[App and web page records]
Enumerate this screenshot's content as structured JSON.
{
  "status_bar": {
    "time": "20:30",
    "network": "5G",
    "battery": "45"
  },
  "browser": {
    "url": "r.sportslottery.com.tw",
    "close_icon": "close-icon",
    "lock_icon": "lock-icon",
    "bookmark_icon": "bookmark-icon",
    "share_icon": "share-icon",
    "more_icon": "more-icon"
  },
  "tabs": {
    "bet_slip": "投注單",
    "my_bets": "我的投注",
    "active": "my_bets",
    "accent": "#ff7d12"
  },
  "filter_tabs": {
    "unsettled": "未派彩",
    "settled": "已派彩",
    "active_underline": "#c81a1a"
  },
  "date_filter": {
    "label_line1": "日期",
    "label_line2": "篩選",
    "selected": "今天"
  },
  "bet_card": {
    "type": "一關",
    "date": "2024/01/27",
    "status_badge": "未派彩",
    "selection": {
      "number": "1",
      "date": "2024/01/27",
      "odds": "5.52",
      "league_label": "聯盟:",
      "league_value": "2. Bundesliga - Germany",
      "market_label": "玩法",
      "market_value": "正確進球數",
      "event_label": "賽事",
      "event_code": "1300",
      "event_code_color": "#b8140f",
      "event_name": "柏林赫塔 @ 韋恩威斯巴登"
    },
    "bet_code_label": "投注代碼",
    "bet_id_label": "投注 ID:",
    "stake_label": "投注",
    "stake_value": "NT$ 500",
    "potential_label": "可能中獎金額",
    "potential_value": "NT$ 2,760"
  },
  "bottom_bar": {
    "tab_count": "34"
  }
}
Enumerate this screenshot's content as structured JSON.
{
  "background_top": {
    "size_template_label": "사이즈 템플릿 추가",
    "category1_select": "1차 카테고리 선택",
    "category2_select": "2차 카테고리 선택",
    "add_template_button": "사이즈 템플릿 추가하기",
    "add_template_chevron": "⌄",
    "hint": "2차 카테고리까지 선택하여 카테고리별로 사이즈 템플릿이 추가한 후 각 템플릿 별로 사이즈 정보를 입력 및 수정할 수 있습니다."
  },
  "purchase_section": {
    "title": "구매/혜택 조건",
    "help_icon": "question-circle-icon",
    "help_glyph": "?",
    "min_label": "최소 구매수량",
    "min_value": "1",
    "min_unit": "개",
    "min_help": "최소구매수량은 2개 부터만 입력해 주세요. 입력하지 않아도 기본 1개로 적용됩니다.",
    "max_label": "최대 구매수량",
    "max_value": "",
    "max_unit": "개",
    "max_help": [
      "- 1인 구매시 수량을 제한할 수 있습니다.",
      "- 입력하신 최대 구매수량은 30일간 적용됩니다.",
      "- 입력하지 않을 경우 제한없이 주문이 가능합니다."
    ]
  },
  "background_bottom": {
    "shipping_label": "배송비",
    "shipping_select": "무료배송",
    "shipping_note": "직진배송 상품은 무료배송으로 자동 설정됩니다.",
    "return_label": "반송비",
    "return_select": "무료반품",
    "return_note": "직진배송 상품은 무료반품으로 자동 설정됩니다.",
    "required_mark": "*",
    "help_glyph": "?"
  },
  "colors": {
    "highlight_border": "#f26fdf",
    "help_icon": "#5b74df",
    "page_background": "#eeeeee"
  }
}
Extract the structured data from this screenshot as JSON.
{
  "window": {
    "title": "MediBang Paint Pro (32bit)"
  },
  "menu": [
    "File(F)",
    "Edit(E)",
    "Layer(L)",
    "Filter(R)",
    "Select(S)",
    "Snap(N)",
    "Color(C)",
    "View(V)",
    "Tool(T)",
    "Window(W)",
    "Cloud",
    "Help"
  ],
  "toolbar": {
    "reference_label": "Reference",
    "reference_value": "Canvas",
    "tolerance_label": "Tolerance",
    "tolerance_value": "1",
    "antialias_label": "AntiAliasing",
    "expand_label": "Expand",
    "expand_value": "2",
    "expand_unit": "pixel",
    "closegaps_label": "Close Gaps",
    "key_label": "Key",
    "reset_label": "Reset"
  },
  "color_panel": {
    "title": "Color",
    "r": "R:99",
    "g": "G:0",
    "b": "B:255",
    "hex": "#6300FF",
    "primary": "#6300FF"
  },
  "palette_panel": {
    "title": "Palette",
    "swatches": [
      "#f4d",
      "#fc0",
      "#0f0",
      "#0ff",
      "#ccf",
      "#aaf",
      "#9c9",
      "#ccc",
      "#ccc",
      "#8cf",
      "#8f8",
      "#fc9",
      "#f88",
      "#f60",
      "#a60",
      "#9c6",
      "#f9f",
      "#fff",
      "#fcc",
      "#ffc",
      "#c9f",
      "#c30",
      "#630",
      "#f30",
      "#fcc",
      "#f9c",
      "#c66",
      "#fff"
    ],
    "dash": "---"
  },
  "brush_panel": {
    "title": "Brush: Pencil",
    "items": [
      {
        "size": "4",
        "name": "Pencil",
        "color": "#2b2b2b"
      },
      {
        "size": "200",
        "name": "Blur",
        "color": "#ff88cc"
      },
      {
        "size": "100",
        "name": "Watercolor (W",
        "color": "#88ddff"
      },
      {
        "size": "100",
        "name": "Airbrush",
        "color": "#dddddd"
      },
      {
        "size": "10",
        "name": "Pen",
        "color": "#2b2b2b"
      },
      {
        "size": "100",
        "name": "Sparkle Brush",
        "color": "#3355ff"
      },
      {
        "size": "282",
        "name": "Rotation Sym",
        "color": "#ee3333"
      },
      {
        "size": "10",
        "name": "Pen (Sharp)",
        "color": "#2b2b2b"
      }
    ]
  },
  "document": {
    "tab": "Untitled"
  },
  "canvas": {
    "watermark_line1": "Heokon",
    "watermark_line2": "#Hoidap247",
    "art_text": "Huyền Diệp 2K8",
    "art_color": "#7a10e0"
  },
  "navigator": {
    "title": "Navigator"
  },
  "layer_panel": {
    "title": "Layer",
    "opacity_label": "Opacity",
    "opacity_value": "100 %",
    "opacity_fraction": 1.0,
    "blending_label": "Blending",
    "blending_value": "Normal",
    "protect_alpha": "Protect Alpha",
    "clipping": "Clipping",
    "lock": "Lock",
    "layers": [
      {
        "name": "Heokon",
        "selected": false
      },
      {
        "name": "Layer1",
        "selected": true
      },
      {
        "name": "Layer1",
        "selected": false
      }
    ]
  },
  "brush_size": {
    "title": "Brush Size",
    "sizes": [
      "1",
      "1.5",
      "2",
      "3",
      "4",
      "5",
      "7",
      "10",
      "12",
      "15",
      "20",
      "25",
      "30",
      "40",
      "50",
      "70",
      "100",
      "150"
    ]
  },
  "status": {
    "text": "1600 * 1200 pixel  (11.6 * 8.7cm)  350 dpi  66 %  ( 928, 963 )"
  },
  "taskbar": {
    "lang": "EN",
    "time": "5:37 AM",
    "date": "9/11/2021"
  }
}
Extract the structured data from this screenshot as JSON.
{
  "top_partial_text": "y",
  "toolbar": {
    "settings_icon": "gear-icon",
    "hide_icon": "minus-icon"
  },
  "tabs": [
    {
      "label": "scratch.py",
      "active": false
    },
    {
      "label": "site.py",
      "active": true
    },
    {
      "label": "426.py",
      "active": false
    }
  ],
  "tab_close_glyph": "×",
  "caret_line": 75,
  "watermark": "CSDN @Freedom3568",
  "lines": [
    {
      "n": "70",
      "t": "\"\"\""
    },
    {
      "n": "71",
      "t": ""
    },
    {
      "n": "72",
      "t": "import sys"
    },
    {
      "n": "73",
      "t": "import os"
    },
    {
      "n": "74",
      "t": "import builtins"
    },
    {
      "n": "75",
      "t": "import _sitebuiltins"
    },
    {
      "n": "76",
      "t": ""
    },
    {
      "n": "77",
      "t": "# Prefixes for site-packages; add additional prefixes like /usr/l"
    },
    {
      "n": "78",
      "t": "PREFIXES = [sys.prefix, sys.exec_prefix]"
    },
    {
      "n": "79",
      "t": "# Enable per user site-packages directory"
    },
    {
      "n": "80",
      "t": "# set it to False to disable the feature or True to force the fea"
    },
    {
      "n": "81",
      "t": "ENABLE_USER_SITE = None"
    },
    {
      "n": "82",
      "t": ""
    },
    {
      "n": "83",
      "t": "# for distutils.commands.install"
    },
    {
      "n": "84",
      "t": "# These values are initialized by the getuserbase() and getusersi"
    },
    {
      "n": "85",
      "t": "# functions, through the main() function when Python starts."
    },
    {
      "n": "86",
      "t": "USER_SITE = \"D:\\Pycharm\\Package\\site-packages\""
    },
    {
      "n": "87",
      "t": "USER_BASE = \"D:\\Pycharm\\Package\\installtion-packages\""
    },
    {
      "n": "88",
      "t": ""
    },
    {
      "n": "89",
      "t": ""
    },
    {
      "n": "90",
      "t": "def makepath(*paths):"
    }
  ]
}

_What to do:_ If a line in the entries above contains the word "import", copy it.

_Reply to the exercise:_
      "t": "import sys"
      "t": "import os"
      "t": "import builtins"
      "t": "import _sitebuiltins"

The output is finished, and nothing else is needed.